### [Provided data]
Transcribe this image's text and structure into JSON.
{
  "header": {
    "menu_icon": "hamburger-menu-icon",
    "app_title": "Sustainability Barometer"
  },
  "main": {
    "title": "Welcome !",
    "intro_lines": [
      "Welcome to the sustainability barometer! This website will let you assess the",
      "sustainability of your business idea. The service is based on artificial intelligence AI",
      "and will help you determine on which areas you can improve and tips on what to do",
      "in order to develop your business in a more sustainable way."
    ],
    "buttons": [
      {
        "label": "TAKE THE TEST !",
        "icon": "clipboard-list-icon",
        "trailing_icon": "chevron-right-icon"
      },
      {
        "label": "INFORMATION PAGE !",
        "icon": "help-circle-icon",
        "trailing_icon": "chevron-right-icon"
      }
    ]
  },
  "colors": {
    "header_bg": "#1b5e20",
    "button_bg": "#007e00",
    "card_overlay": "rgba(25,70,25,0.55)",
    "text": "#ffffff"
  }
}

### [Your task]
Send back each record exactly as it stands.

### [Finished exercise]
Transcribe this image's text and structure into JSON.
{
  "header": {
    "menu_icon": "hamburger-menu-icon",
    "app_title": "Sustainability Barometer"
  },
  "main": {
    "title": "Welcome !",
    "intro_lines": [
      "Welcome to the sustainability barometer! This website will let you assess the",
      "sustainability of your business idea. The service is based on artificial intelligence AI",
      "and will help you determine on which areas you can improve and tips on what to do",
      "in order to develop your business in a more sustainable way."
    ],
    "buttons": [
      {
        "label": "TAKE THE TEST !",
        "icon": "clipboard-list-icon",
        "trailing_icon": "chevron-right-icon"
      },
      {
        "label": "INFORMATION PAGE !",
        "icon": "help-circle-icon",
        "trailing_icon": "chevron-right-icon"
      }
    ]
  },
  "colors": {
    "header_bg": "#1b5e20",
    "button_bg": "#007e00",
    "card_overlay": "rgba(25,70,25,0.55)",
    "text": "#ffffff"
  }
}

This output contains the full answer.